Records from a data collection:
-.-.-

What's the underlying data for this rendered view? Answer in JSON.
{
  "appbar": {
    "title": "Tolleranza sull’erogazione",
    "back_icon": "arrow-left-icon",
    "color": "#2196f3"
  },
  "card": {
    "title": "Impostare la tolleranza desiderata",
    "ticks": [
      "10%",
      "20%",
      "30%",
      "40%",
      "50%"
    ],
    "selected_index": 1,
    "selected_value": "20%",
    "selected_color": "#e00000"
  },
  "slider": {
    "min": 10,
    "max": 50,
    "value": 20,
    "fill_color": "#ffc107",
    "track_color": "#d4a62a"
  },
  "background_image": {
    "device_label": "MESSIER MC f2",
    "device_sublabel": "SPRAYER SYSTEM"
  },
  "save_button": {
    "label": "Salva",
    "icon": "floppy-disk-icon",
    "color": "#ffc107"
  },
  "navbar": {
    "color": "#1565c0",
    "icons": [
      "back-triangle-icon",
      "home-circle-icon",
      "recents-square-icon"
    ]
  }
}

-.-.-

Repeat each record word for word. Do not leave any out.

What's the underlying data for this rendered view? Answer in JSON.
{
  "appbar": {
    "title": "Tolleranza sull’erogazione",
    "back_icon": "arrow-left-icon",
    "color": "#2196f3"
  },
  "card": {
    "title": "Impostare la tolleranza desiderata",
    "ticks": [
      "10%",
      "20%",
      "30%",
      "40%",
      "50%"
    ],
    "selected_index": 1,
    "selected_value": "20%",
    "selected_color": "#e00000"
  },
  "slider": {
    "min": 10,
    "max": 50,
    "value": 20,
    "fill_color": "#ffc107",
    "track_color": "#d4a62a"
  },
  "background_image": {
    "device_label": "MESSIER MC f2",
    "device_sublabel": "SPRAYER SYSTEM"
  },
  "save_button": {
    "label": "Salva",
    "icon": "floppy-disk-icon",
    "color": "#ffc107"
  },
  "navbar": {
    "color": "#1565c0",
    "icons": [
      "back-triangle-icon",
      "home-circle-icon",
      "recents-square-icon"
    ]
  }
}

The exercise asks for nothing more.